BY MICHAEL LEWIS
“Boomerang is about what he has come to see as the larger phenomenon behind the credit crunch: the increase in total worldwide debt from $84 trillion in 2002 to $195 trillion now (Lanchester 1).” There was no one direct link to the financial crisis all over the world. Each culture seemed to do something different that led to the downfall of their respected counties. From 2002 through 2008, many countries were becoming extremely wealthy until the collapse. Icelanders gave up fishing to take up investments, Greeks let its citizens get away with tax fraud, Ireland was giving money away for real estate and Germany was funding these soon to be broke countries. People were becoming too greedy and trying to make as much money as they can; but in the end they lost it all.
In 2008, Iceland went bankrupt because they essentially had no financial experience. Iceland’s assets increased so dramatically it almost made no sense (2). Their three banks collapsed, so did their citizens. Citizens were considering emigration; all do to inexperience in their financial markets. The problem with the global financial crisis is that, “people who saw it coming had more to gain from it by taking their positions than they did trying to publicize the problem (20).” Iceland was mostly fishers and farmers, who were also the bankers who speculated the financial markets. This was a problem. The problem was that the bankers who worked in Iceland couldn’t be trusted. Iceland’s banks were privatized and run by fisherman, which lead the country into debt 850% of gross domestic product (3).
Greece had $400 billion outstanding government debt and another $800 million in pension debt (44). George Papaconstantinou was in charge of figuring out this gigantic financial crisis. His job started off frantically and it only got harder from there. He thought the budget deficit was 2.7% but really it was closer to 14% (47). Each day he found out a new debt that Greece must take on. Greece had no congressional budget office, so the numbers were always flawed. Michael Lewis later found out that tax fraud was so common in Greece that pretty much everyone cheated. There essentially wasn’t a penalty for tax fraud and this is why the people of Greece destroyed the banks. Greece was spending and borrowing at will. “ The Greek state was not just corrupt but was also corrupting (54).” Everyone thought everyone was bribing, cheating, lying, and stealing and this would corrupt the Greeks into doing the same. To sum up the idea of the Greek economy: “the Greek economy is collectivists, but the country, in spirit, is the opposite of a collective. Its real structure is every man for himself (55).”

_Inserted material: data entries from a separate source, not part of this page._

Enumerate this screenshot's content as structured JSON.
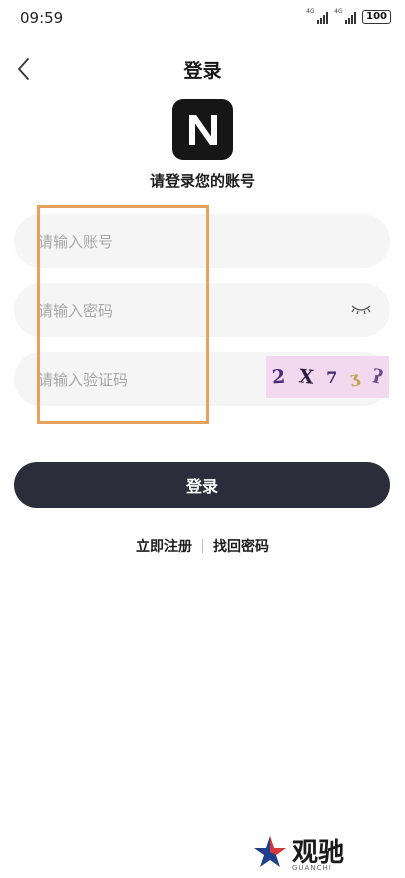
{
  "status_bar": {
    "time": "09:59",
    "signal1": "4G",
    "signal2": "4G",
    "battery": "100"
  },
  "header": {
    "title": "登录",
    "back_icon": "chevron-left-icon"
  },
  "logo": {
    "letter": "N",
    "background": "#161616"
  },
  "subtitle": "请登录您的账号",
  "form": {
    "account_placeholder": "请输入账号",
    "password_placeholder": "请输入密码",
    "captcha_placeholder": "请输入验证码",
    "captcha_chars": [
      "2",
      "X",
      "7",
      "ʒ",
      "ʔ"
    ]
  },
  "login_button": "登录",
  "links": {
    "register": "立即注册",
    "forgot": "找回密码"
  },
  "watermark": {
    "text": "观驰",
    "sub": "GUANCHI"
  },
  "colors": {
    "button": "#2b2e3a",
    "field_bg": "#f5f5f6",
    "annotation": "#e8a15f",
    "captcha_bg": "#f2d9f0"
  }
}
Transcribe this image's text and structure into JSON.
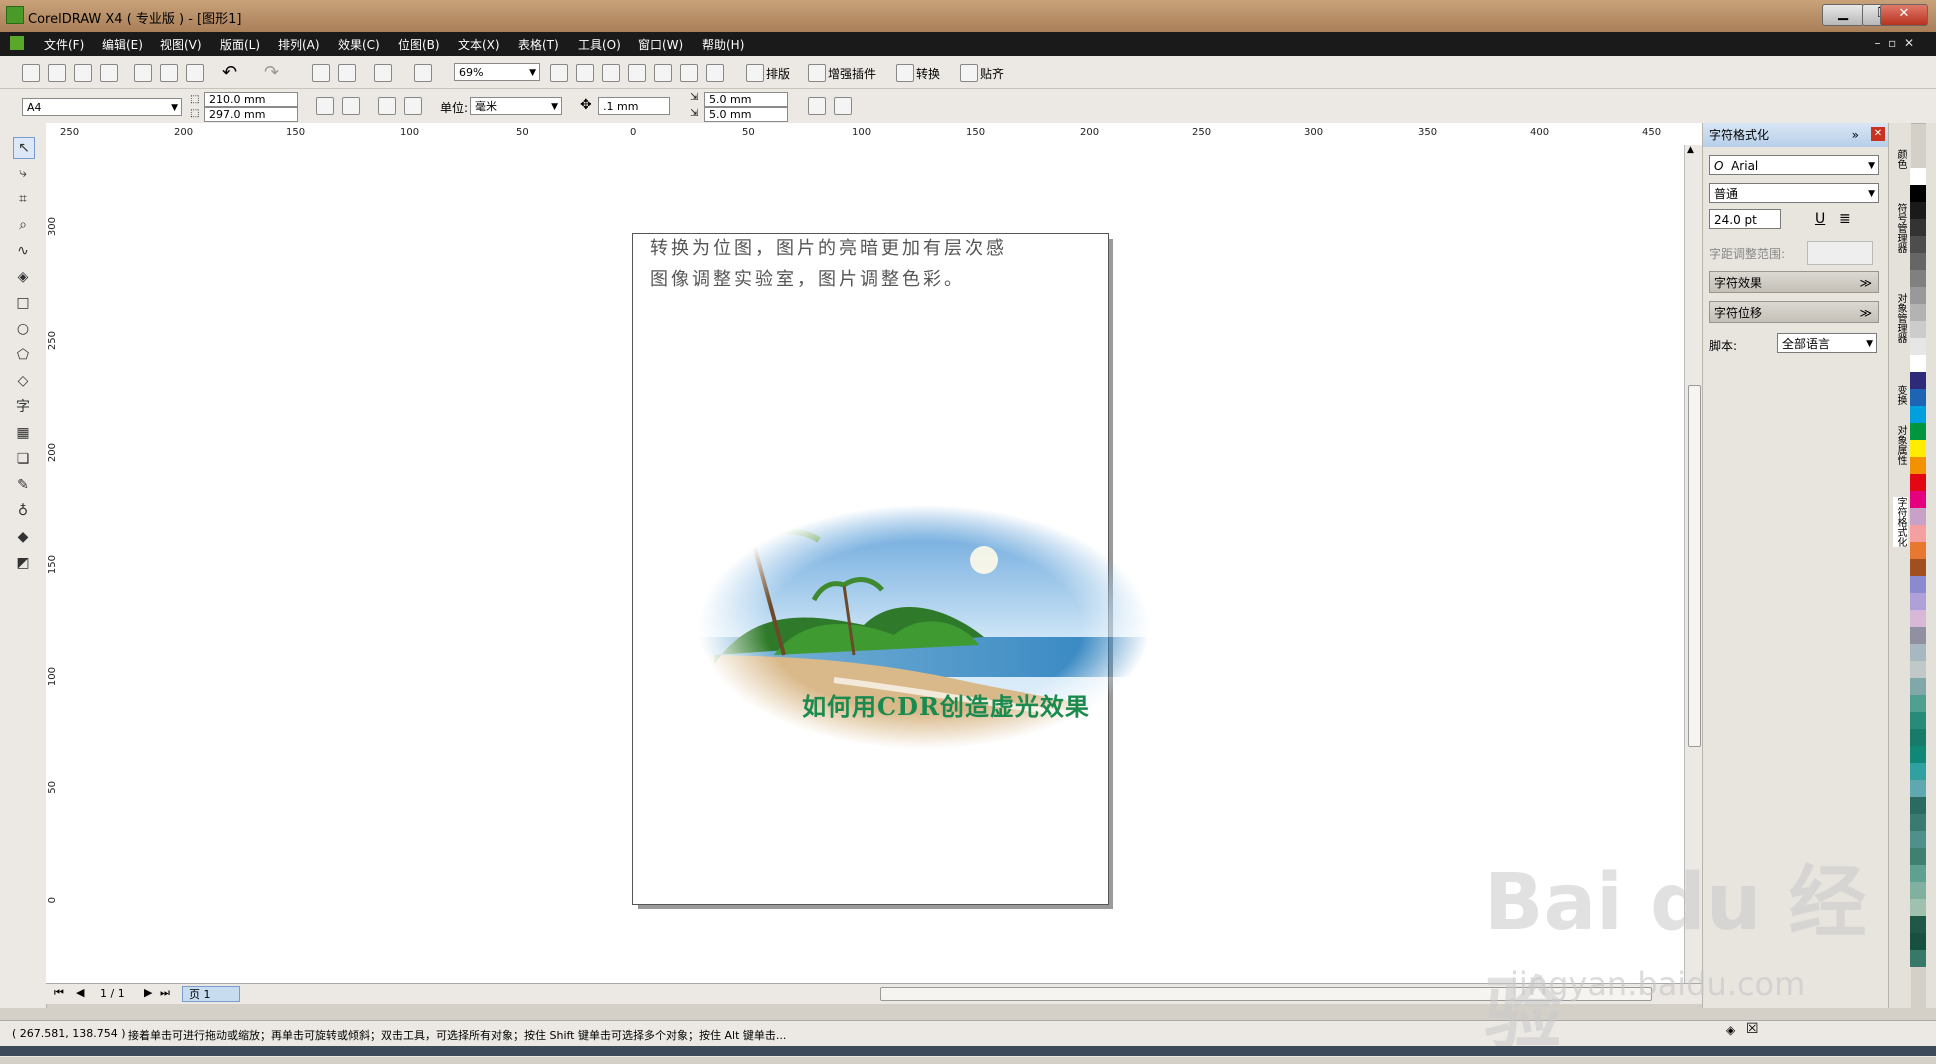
{
  "window": {
    "title": "CorelDRAW X4 ( 专业版 ) - [图形1]"
  },
  "menu": [
    "文件(F)",
    "编辑(E)",
    "视图(V)",
    "版面(L)",
    "排列(A)",
    "效果(C)",
    "位图(B)",
    "文本(X)",
    "表格(T)",
    "工具(O)",
    "窗口(W)",
    "帮助(H)"
  ],
  "toolbar": {
    "zoom": "69%",
    "addon_labels": [
      "排版",
      "增强插件",
      "转换",
      "贴齐"
    ]
  },
  "propbar": {
    "paper": "A4",
    "width": "210.0 mm",
    "height": "297.0 mm",
    "unit_label": "单位:",
    "unit": "毫米",
    "nudge": ".1 mm",
    "dup_x": "5.0 mm",
    "dup_y": "5.0 mm"
  },
  "ruler_h": [
    "250",
    "200",
    "150",
    "100",
    "50",
    "0",
    "50",
    "100",
    "150",
    "200",
    "250",
    "300",
    "350",
    "400",
    "450"
  ],
  "ruler_v": [
    "300",
    "250",
    "200",
    "150",
    "100",
    "50",
    "0"
  ],
  "page": {
    "text_lines": [
      "转换为位图，图片的亮暗更加有层次感",
      "图像调整实验室，图片调整色彩。"
    ],
    "caption": "如何用CDR创造虚光效果"
  },
  "page_nav": {
    "counter": "1 / 1",
    "tab": "页 1"
  },
  "status": {
    "coords": "( 267.581, 138.754 )",
    "message": "接着单击可进行拖动或缩放；再单击可旋转或倾斜；双击工具，可选择所有对象；按住 Shift 键单击可选择多个对象；按住 Alt 键单击..."
  },
  "docker": {
    "title": "字符格式化",
    "font": "Arial",
    "style": "普通",
    "size": "24.0 pt",
    "spacing_label": "字距调整范围:",
    "section1": "字符效果",
    "section2": "字符位移",
    "script_label": "脚本:",
    "script": "全部语言"
  },
  "vtabs": [
    "颜色",
    "符号管理器",
    "对象管理器",
    "变换",
    "对象属性",
    "字符格式化"
  ],
  "palette": [
    "#ffffff",
    "#000000",
    "#1a1a1a",
    "#333333",
    "#4d4d4d",
    "#666666",
    "#808080",
    "#999999",
    "#b3b3b3",
    "#cccccc",
    "#e6e6e6",
    "#ffffff",
    "#2e2a78",
    "#1e64b4",
    "#00a0e0",
    "#009640",
    "#ffed00",
    "#f39200",
    "#e30613",
    "#e5007e",
    "#c8a0c8",
    "#f5a0a0",
    "#e87830",
    "#a05020",
    "#8a8ad0",
    "#b0a0d8",
    "#d8b8d8",
    "#9090a0",
    "#a8b8c0",
    "#c0c8c8",
    "#80a8a8",
    "#50a090",
    "#2a8a78",
    "#1a7a6a",
    "#108878",
    "#30a0a0",
    "#60a8b0",
    "#2a6a60",
    "#3a7a70",
    "#50908a",
    "#408070",
    "#60a090",
    "#80b0a0",
    "#a0c0b0",
    "#205848",
    "#185040",
    "#387868"
  ],
  "watermark": {
    "main": "Bai du 经验",
    "sub": "jingyan.baidu.com"
  }
}
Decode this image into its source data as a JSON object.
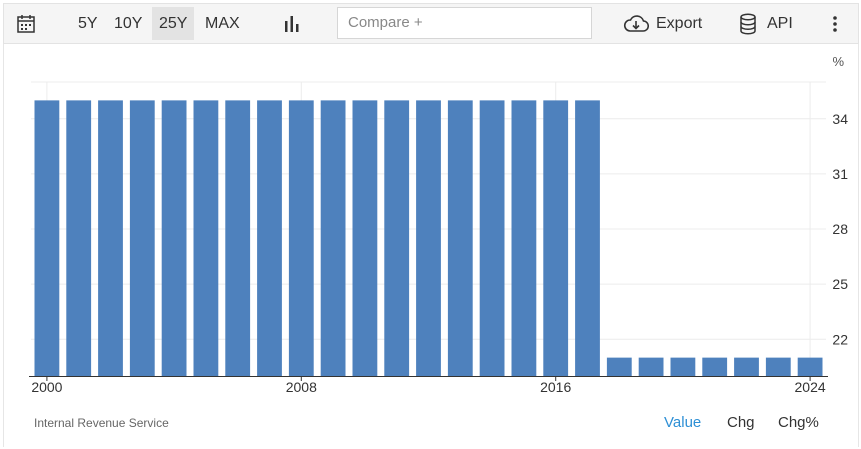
{
  "toolbar": {
    "ranges": [
      "5Y",
      "10Y",
      "25Y",
      "MAX"
    ],
    "active_range": "25Y",
    "compare_placeholder": "Compare +",
    "export_label": "Export",
    "api_label": "API"
  },
  "chart_data": {
    "type": "bar",
    "unit_label": "%",
    "color": "#4e81bd",
    "x": [
      2000,
      2001,
      2002,
      2003,
      2004,
      2005,
      2006,
      2007,
      2008,
      2009,
      2010,
      2011,
      2012,
      2013,
      2014,
      2015,
      2016,
      2017,
      2018,
      2019,
      2020,
      2021,
      2022,
      2023,
      2024
    ],
    "values": [
      35,
      35,
      35,
      35,
      35,
      35,
      35,
      35,
      35,
      35,
      35,
      35,
      35,
      35,
      35,
      35,
      35,
      35,
      21,
      21,
      21,
      21,
      21,
      21,
      21
    ],
    "ylim": [
      20,
      36
    ],
    "yticks": [
      22,
      25,
      28,
      31,
      34
    ],
    "xticks": [
      2000,
      2008,
      2016,
      2024
    ],
    "grid": true
  },
  "footer": {
    "source": "Internal Revenue Service",
    "tabs": [
      "Value",
      "Chg",
      "Chg%"
    ],
    "active_tab": "Value"
  }
}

Ireland’s Anglo Irish Bank lost $3.4 trillion dollars, and that’s only one bank. The two other major banks: Bank of Ireland and Allied Irish were both a bust. These banks lost because of the vast amount of money they lent to homebuyers and property developers. Ireland is the third most likely country to default in the world, which could group them in the third world category (85). Throughout Irelands history they have always been a poor country and they became abnormally rich in the 2000’s. There are many other theories on why Ireland went bankrupt. Some theorist believes when Ireland allowed birth control, this allowed to get them out of poverty. These theories were never proved, and the reason for the downfall of their sudden wealth was the lending. Irish lent large amount of sums to their citizens and when the citizens, some polish, couldn’t pay their loans, they got up and left Ireland. The government guaranteed the banks and bonds but Ireland banks made the mistake of allowing the housing industry run their banks. The housing industry failed in Ireland and the banks went right down with them.
The European nations were...
Please join StudyMode to read the full document